• EXERCISE DESCRIPTION
Every line below that holds the string "header" should be copied.

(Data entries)
====

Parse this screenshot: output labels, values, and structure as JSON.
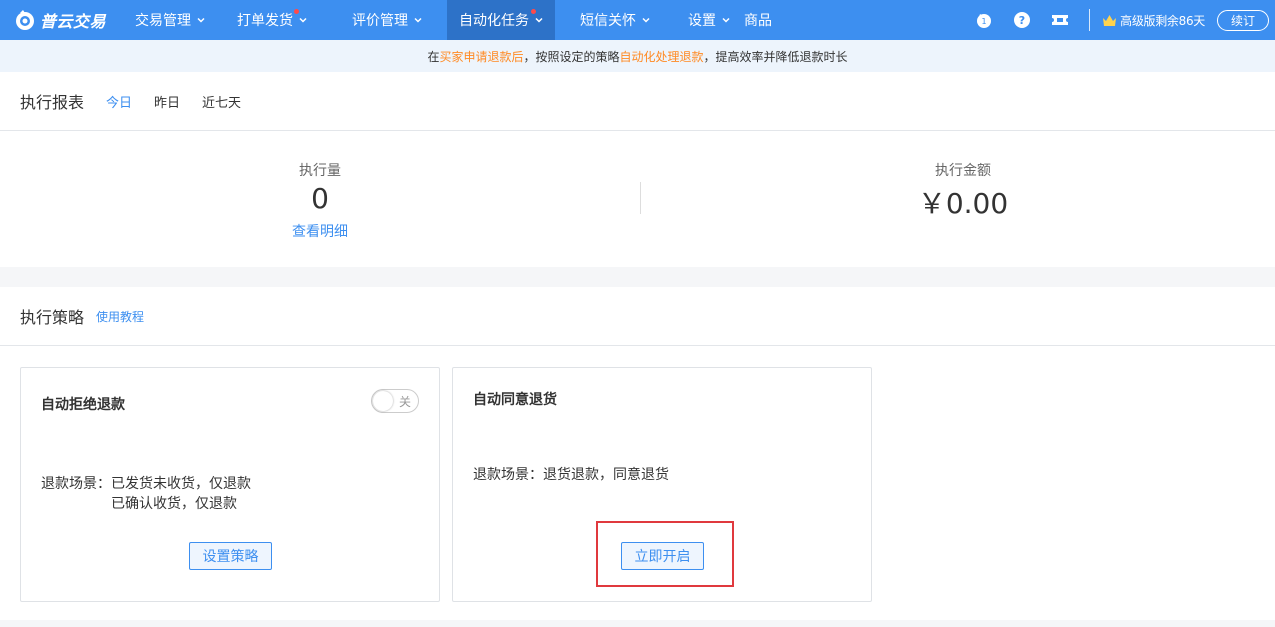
{
  "brand": {
    "name": "普云交易"
  },
  "nav": {
    "items": [
      {
        "label": "交易管理",
        "has_caret": true,
        "dot": false,
        "active": false
      },
      {
        "label": "打单发货",
        "has_caret": true,
        "dot": true,
        "active": false
      },
      {
        "label": "评价管理",
        "has_caret": true,
        "dot": false,
        "active": false
      },
      {
        "label": "自动化任务",
        "has_caret": true,
        "dot": true,
        "active": true
      },
      {
        "label": "短信关怀",
        "has_caret": true,
        "dot": false,
        "active": false
      },
      {
        "label": "设置",
        "has_caret": true,
        "dot": false,
        "active": false
      },
      {
        "label": "商品",
        "has_caret": false,
        "dot": false,
        "active": false
      }
    ],
    "tools": [
      "notification-icon",
      "help-icon",
      "ticket-icon"
    ],
    "plan_text": "高级版剩余86天",
    "renew_label": "续订"
  },
  "notice": {
    "prefix": "在",
    "hl1": "买家申请退款后",
    "middle": "，按照设定的策略",
    "hl2": "自动化处理退款",
    "suffix": "，提高效率并降低退款时长"
  },
  "report": {
    "title": "执行报表",
    "tabs": [
      {
        "label": "今日",
        "active": true
      },
      {
        "label": "昨日",
        "active": false
      },
      {
        "label": "近七天",
        "active": false
      }
    ],
    "count_label": "执行量",
    "count_value": "0",
    "detail_link": "查看明细",
    "amount_label": "执行金额",
    "amount_value": "￥0.00"
  },
  "strategy": {
    "title": "执行策略",
    "tutorial_link": "使用教程",
    "cards": [
      {
        "title": "自动拒绝退款",
        "toggle_label": "关",
        "toggle_on": false,
        "scene_prefix": "退款场景：",
        "scene_line1": "已发货未收货，仅退款",
        "scene_line2": "已确认收货，仅退款",
        "button": "设置策略"
      },
      {
        "title": "自动同意退货",
        "scene_prefix": "退款场景：",
        "scene_line1": "退货退款，同意退货",
        "button": "立即开启"
      }
    ]
  },
  "colors": {
    "primary": "#3d8ff0",
    "nav_active": "#2d72c8",
    "highlight_orange": "#ff8a23",
    "annotation_red": "#e0393e"
  }
}
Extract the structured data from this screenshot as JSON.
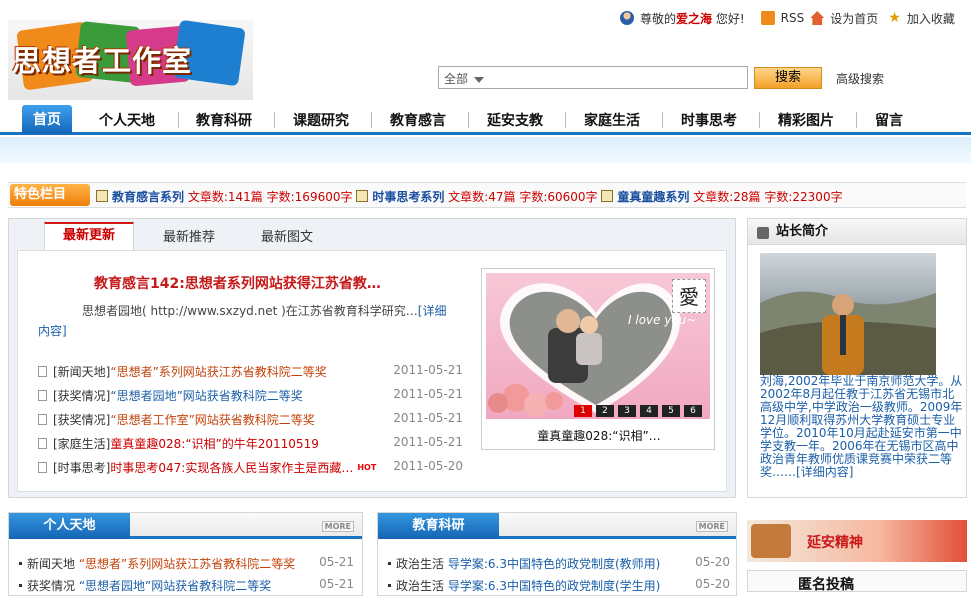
{
  "header": {
    "logo_text": "思想者工作室",
    "greeting_prefix": "尊敬的",
    "user": "爱之海",
    "greeting_suffix": "您好!",
    "rss": "RSS",
    "set_home": "设为首页",
    "favorite": "加入收藏",
    "search_scope": "全部",
    "search_button": "搜索",
    "advanced_search": "高级搜索"
  },
  "nav": {
    "items": [
      "首页",
      "个人天地",
      "教育科研",
      "课题研究",
      "教育感言",
      "延安支教",
      "家庭生活",
      "时事思考",
      "精彩图片",
      "留言"
    ]
  },
  "special": {
    "label": "特色栏目",
    "items": [
      {
        "name": "教育感言系列",
        "articles": "文章数:141篇",
        "chars": "字数:169600字"
      },
      {
        "name": "时事思考系列",
        "articles": "文章数:47篇",
        "chars": "字数:60600字"
      },
      {
        "name": "童真童趣系列",
        "articles": "文章数:28篇",
        "chars": "字数:22300字"
      }
    ]
  },
  "main": {
    "tabs": [
      "最新更新",
      "最新推荐",
      "最新图文"
    ],
    "headline": "教育感言142:思想者系列网站获得江苏省教…",
    "summary": "思想者园地( http://www.sxzyd.net )在江苏省教育科学研究…",
    "detail_link": "[详细内容]",
    "list": [
      {
        "cat": "[新闻天地]",
        "title": "“思想者”系列网站获江苏省教科院二等奖",
        "color": "red",
        "date": "2011-05-21",
        "hot": false
      },
      {
        "cat": "[获奖情况]",
        "title": "“思想者园地”网站获省教科院二等奖",
        "color": "blue",
        "date": "2011-05-21",
        "hot": false
      },
      {
        "cat": "[获奖情况]",
        "title": "“思想者工作室”网站获省教科院二等奖",
        "color": "red",
        "date": "2011-05-21",
        "hot": false
      },
      {
        "cat": "[家庭生活]",
        "title": "童真童趣028:“识相”的牛年20110519",
        "color": "red",
        "date": "2011-05-21",
        "hot": false
      },
      {
        "cat": "[时事思考]",
        "title": "时事思考047:实现各族人民当家作主是西藏…",
        "color": "red",
        "date": "2011-05-20",
        "hot": true
      }
    ],
    "hot_badge": "HOT",
    "photo": {
      "text": "I love you~",
      "stamp": "愛",
      "caption": "童真童趣028:“识相”…",
      "pages": [
        "1",
        "2",
        "3",
        "4",
        "5",
        "6"
      ]
    }
  },
  "profile": {
    "title": "站长简介",
    "text": "刘海,2002年毕业于南京师范大学。从2002年8月起任教于江苏省无锡市北高级中学,中学政治一级教师。2009年12月顺利取得苏州大学教育硕士专业学位。2010年10月起赴延安市第一中学支教一年。2006年在无锡市区高中政治青年教师优质课竞赛中荣获二等奖……",
    "detail_link": "[详细内容]"
  },
  "bottom": {
    "left": {
      "title": "个人天地",
      "more": "MORE",
      "rows": [
        {
          "cat": "新闻天地",
          "title": "“思想者”系列网站获江苏省教科院二等奖",
          "color": "red",
          "date": "05-21"
        },
        {
          "cat": "获奖情况",
          "title": "“思想者园地”网站获省教科院二等奖",
          "color": "blue",
          "date": "05-21"
        }
      ]
    },
    "right": {
      "title": "教育科研",
      "more": "MORE",
      "rows": [
        {
          "cat": "政治生活",
          "title": "导学案:6.3中国特色的政党制度(教师用)",
          "color": "blue",
          "date": "05-20"
        },
        {
          "cat": "政治生活",
          "title": "导学案:6.3中国特色的政党制度(学生用)",
          "color": "blue",
          "date": "05-20"
        }
      ]
    },
    "ad_text": "延安精神",
    "anon": "匿名投稿"
  },
  "colors": {
    "accent": "#1b74c3",
    "red": "#c00000",
    "orange": "#ef7f0a"
  }
}
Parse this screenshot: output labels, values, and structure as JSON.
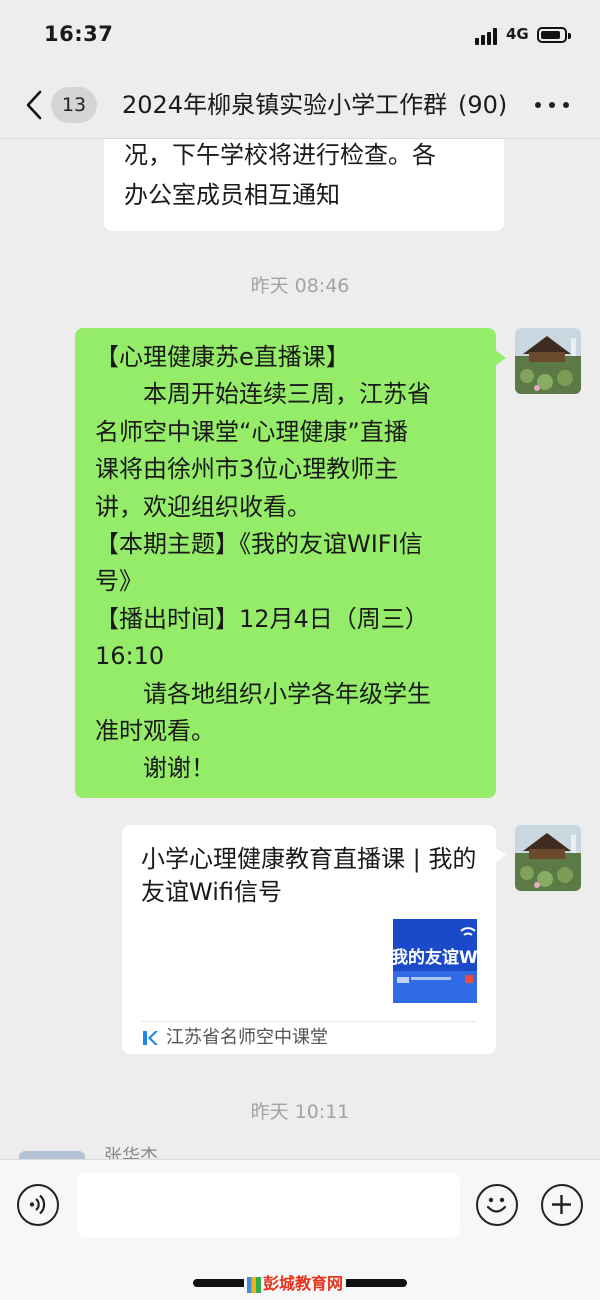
{
  "status_bar": {
    "time": "16:37",
    "network": "4G"
  },
  "nav": {
    "unread_badge": "13",
    "title": "2024年柳泉镇实验小学工作群",
    "member_count": "(90)"
  },
  "chat": {
    "prev_message_lines": [
      "况，下午学校将进行检查。各",
      "办公室成员相互通知"
    ],
    "timestamp_1": "昨天 08:46",
    "notice_lines": [
      "【心理健康苏e直播课】",
      "　　本周开始连续三周，江苏省",
      "名师空中课堂“心理健康”直播",
      "课将由徐州市3位心理教师主",
      "讲，欢迎组织收看。",
      "【本期主题】《我的友谊WIFI信",
      "号》",
      "【播出时间】12月4日（周三）",
      "16:10",
      "　　请各地组织小学各年级学生",
      "准时观看。",
      "　　谢谢！"
    ],
    "link_card": {
      "title": "小学心理健康教育直播课 | 我的友谊Wifi信号",
      "thumb_text": "我的友谊Wifi",
      "source": "江苏省名师空中课堂"
    },
    "timestamp_2": "昨天 10:11",
    "next_sender": "张华杰"
  },
  "watermark": "彭城教育网"
}
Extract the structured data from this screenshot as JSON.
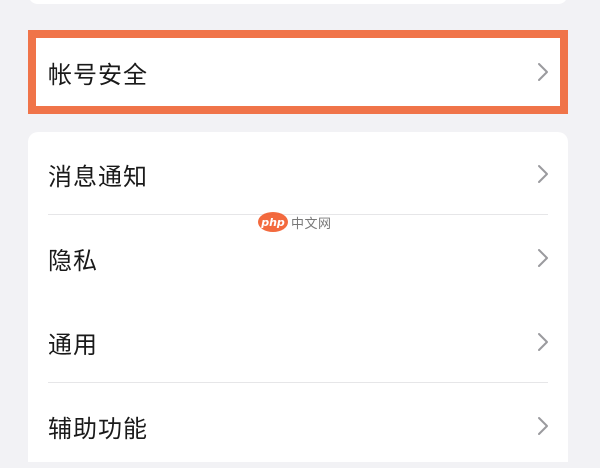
{
  "account_section": {
    "item": {
      "label": "帐号安全",
      "icon": "chevron-right-icon",
      "highlight_color": "#f07449"
    }
  },
  "settings_list": {
    "items": [
      {
        "label": "消息通知",
        "icon": "chevron-right-icon"
      },
      {
        "label": "隐私",
        "icon": "chevron-right-icon"
      },
      {
        "label": "通用",
        "icon": "chevron-right-icon"
      },
      {
        "label": "辅助功能",
        "icon": "chevron-right-icon"
      }
    ]
  },
  "watermark": {
    "logo": "php",
    "text": "中文网"
  }
}
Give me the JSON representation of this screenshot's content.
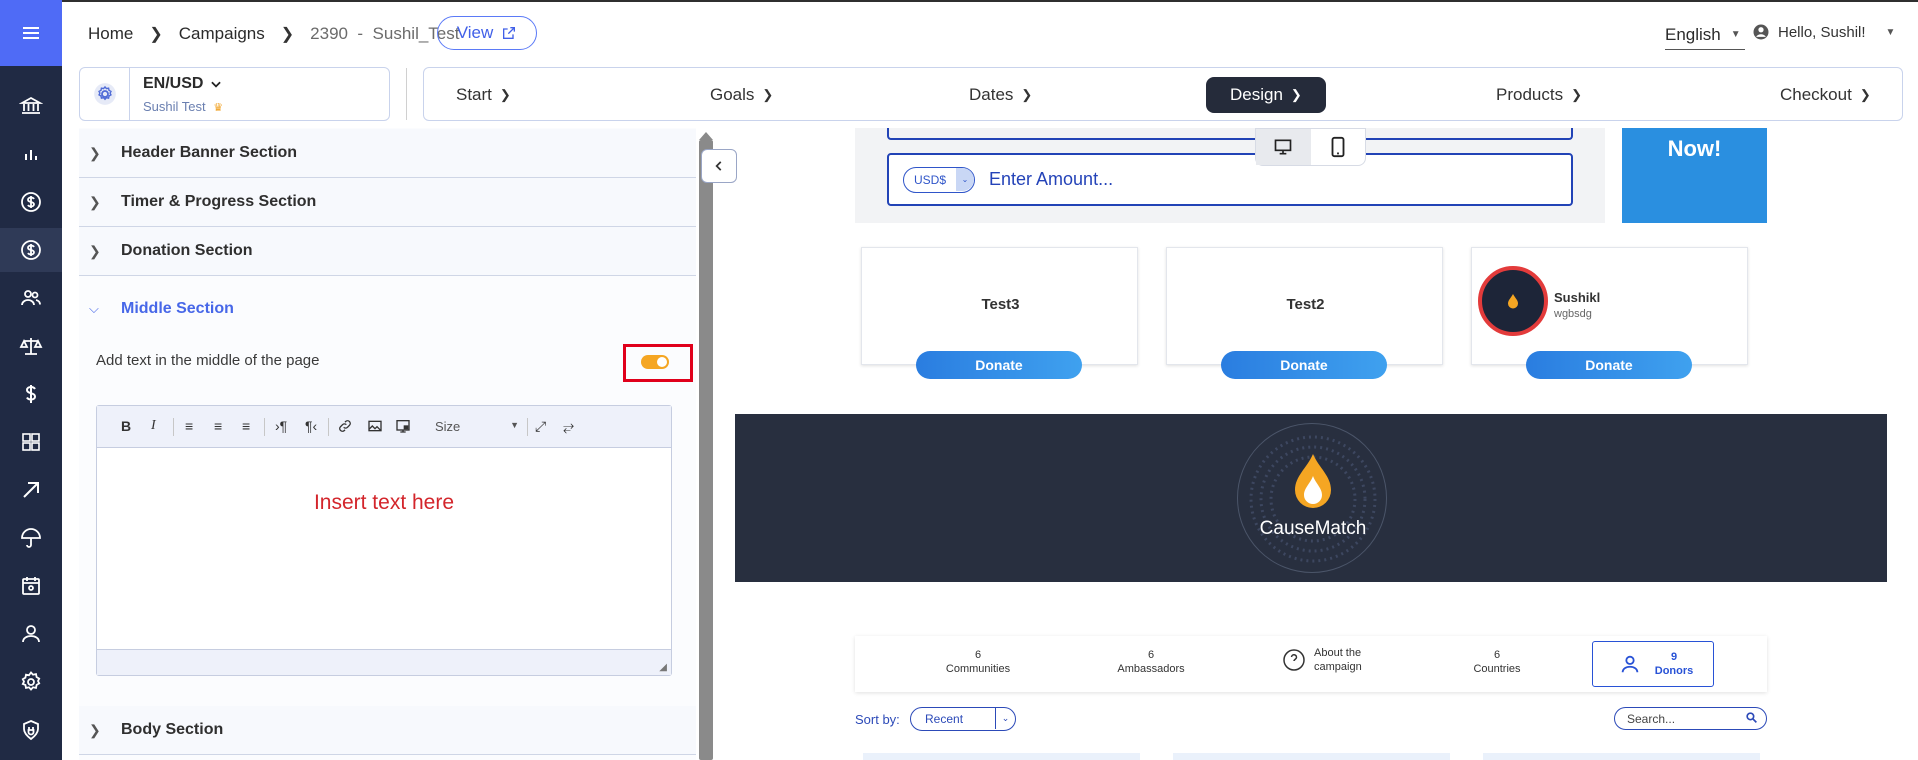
{
  "breadcrumb": {
    "home": "Home",
    "campaigns": "Campaigns",
    "current": "2390  -  Sushil_Test"
  },
  "view_button": "View",
  "language": "English",
  "greeting": "Hello, Sushil!",
  "org": {
    "currency": "EN/USD",
    "name": "Sushil Test"
  },
  "steps": [
    "Start",
    "Goals",
    "Dates",
    "Design",
    "Products",
    "Checkout"
  ],
  "active_step": "Design",
  "sections": {
    "header": "Header Banner Section",
    "timer": "Timer & Progress Section",
    "donation": "Donation Section",
    "middle": "Middle Section",
    "body": "Body Section"
  },
  "middle": {
    "toggle_label": "Add text in the middle of the page",
    "toggle_on": true,
    "editor_text": "Insert text here",
    "size_label": "Size"
  },
  "preview": {
    "currency_chip": "USD$",
    "amount_placeholder": "Enter Amount...",
    "cta": "Now!",
    "cards": [
      {
        "name": "Test3",
        "button": "Donate"
      },
      {
        "name": "Test2",
        "button": "Donate"
      },
      {
        "name": "Sushikl",
        "sub": "wgbsdg",
        "button": "Donate"
      }
    ],
    "logo_text": "CauseMatch",
    "stats": [
      {
        "count": "6",
        "label": "Communities"
      },
      {
        "count": "6",
        "label": "Ambassadors"
      },
      {
        "count": "",
        "label": "About the\ncampaign"
      },
      {
        "count": "6",
        "label": "Countries"
      },
      {
        "count": "9",
        "label": "Donors"
      }
    ],
    "sort_label": "Sort by:",
    "sort_value": "Recent",
    "search_placeholder": "Search..."
  },
  "colors": {
    "rail": "#202a44",
    "accent": "#4f6bf6",
    "toggle": "#f5a623",
    "highlight_box": "#e0001b",
    "banner": "#282f3f"
  }
}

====

• REPLY TO THE EXERCISE
  "header": {
    "header": "Header Banner Section",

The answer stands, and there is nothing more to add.